It is this animal despair, this incredible rage of wanting-something-more that rings so clearly and truthfully throughout Arlington Park. It is the threat of the ordinary and the violence of the everyday that strikes it major chord. Admittedly, it is a novel that has been written before, many times, and Nic is right to point out its fidelity to the topos of repressed suburbia, but I think Cusk does it exceptionally well. It is so wilfull and passionate about women's lives.
I have only one final qualm. The lives of five 'friends', in a single day, with a dinner party at the end? Arlington Park's homage to Mrs Dalloway is unmistakable, although its narrative structure has more in common with To the Lighthouse and Cusk makes several cosmetic allusions to Orlando (most especially the pair of swans that Juliet sees 'rising from the dark folds, rising from the trees', both exultant with hope and forbidding in their majesty, at the end of one of her chapters - the same 'omen' marks the ending of Orlando). I'm not entirely sure how I feel about this annexation of Virginia Woolf's cadences. On the one hand, I'm inclined to think it limiting and over-ambitious: Woolf already has the market cornered as regards her brand of the semiotics of interiority. Cusk would do better to make her own way, descriptively and structurally - Arlington Park walks a fine line between rip-off and variation. On the other, I recognise the richness and relevance of Woolf's approach to character - its intensity and scrupulousness, the way it tightly adheres to the e mundane while evoking the otherworldly - and I admire Cusk's audacity in seeking to replicate it. I also think that Woolf would have approved of the subject matter and of its trajectory because, like her greatest novels, it is both parochial and, yet, not. It is chokingly claustrophobic and particular (I think immediately of Woolf's Between the Acts), but widely relevant in touching a well-spring of anxiety about the vacuous, selfish and status-driven nature of middle-class British culture.

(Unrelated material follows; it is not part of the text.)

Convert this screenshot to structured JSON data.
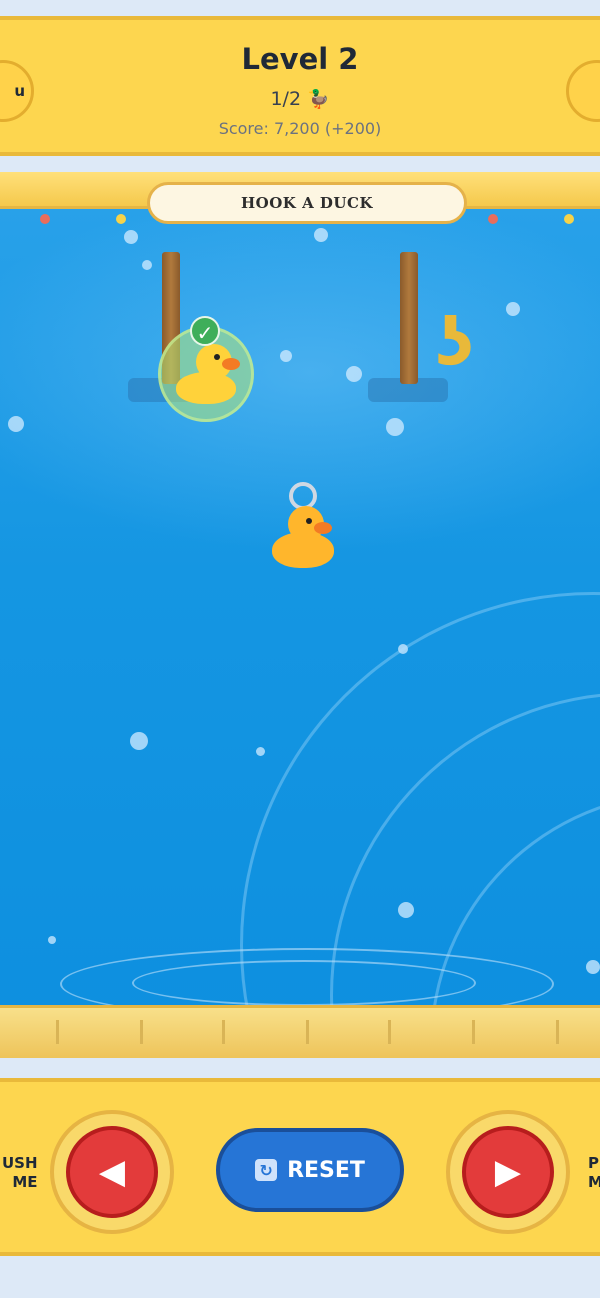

It is no shame to write a fiction about what is essential and relevant to its intended audience, nor to write a novel with precedent, so long as you do it well and with feeling. Cusk succeeds in both regards. I wouldn't be at all disappointed to see Arlington Park win.